Because the great thing about Childhood Emotional Neglect is that it can be healed.
To learn how to take the steps to reach out to your partner and break through the walls that block you, see the book, Running on Empty No More: Transform Your Relationships With Your Partner, Your Parents & Your Children.
CEN can be invisible and unmemorable so it can be difficult to know if you have it. To find out, Take the CEN Questionnaire. It’s free.
A version of this post was originally posted on psychcentral.com. It has been republished here with the permission of the author and psychcentral.
Permissive parents are difficult to spot. Many appear to be great parents to an observer, and even to the children who are raised by them. Even after those children grow up, it still appears that way.
Why? Because permissive parents are often very loving. They may provide a childhood that seems ideal to their children after they grow up.
Permissive parenting is a type of camouflage. It’s a case of the inadequate parent disguised as adequate; the conflict-avoidant parent disguised as kind.
Not that permissive parents purposely disguise themselves. Quite the opposite. In fact, most permissive parents really love their children and want to do right by them. Yet they inadvertently fail their children in the most important way.
The Permissive Parent: This is the “Don’t worry, be happy” parent. This parent avoids conflict with the child. They view themselves and behave, more like a friend than a parent. They consult with the child on decisions that they should be making in their role as a parent. They don’t provide enough structure to the child or impose consequences when appropriate.
In short, by failing to perform the difficult role as a parent they over-empower the child. This may feel wonderful to the child but is, in fact, a form of Childhood Emotional Neglect or CEN.
Psychologist Diana Baumrind was the first to describe the Permissive Parent way back in 1966. Here are Diana Baumrind’s thoughts about this type of parent:
“She presents herself to the child as a resource for him to use as he wishes, not as an ideal for him to emulate, nor as an active agent responsible for shaping or altering his ongoing or future behavior. She allows the child to regulate his own activities as much as possible, avoids the exercise of control, and does not encourage him to obey externally defined standards.”
If you weren’t raised by permissive parents, as you’re reading this you may be feeling envious of the child who was. After all, what child wouldn’t love to have that kind of freedom from responsibility and consequences?
But that kind of freedom has a dark underside. In fact, those raised by permissive parents face a particular set of challenges in adulthood.
Deep down, the adult child of permissive parents feels flawed. With no explanation for your struggles, you assume there is something wrong with you.
Fortunately, there is a way out of this. Recognize the source of your struggles. Recognize that it’s probably not your parents’ fault since they most likely thought they were showing you love and care by not making you angry or setting limits.
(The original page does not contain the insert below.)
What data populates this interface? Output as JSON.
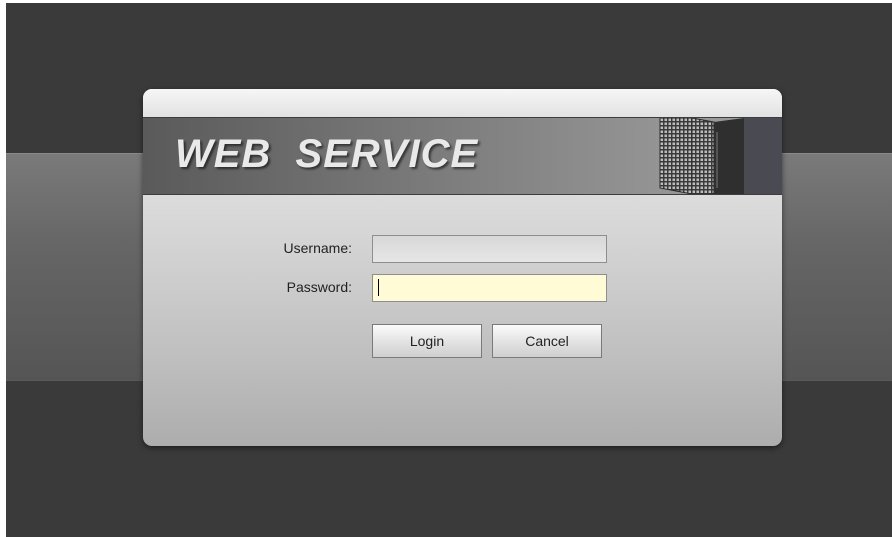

They just wanted a happy child. They had no idea that they were emotionally neglecting you.
Know that all of these skills are learnable.
If you’re reading this blog and thinking you might be a permissive parent yourself, don’t despair. It’s not your fault! We all raise our children the way we ourselves were raised unless we consciously override it. And you can!
To find out more about permissive parenting, how to acquire the skills you missed, and how to make sure you don’t raise your children this way, see the books, Running on Empty, and Running On Empty No More: Transform Your Relationships.
A version of this article first appeared on Psychcentral.com. It has been reproduced here with the permission of the author and Psychcentral.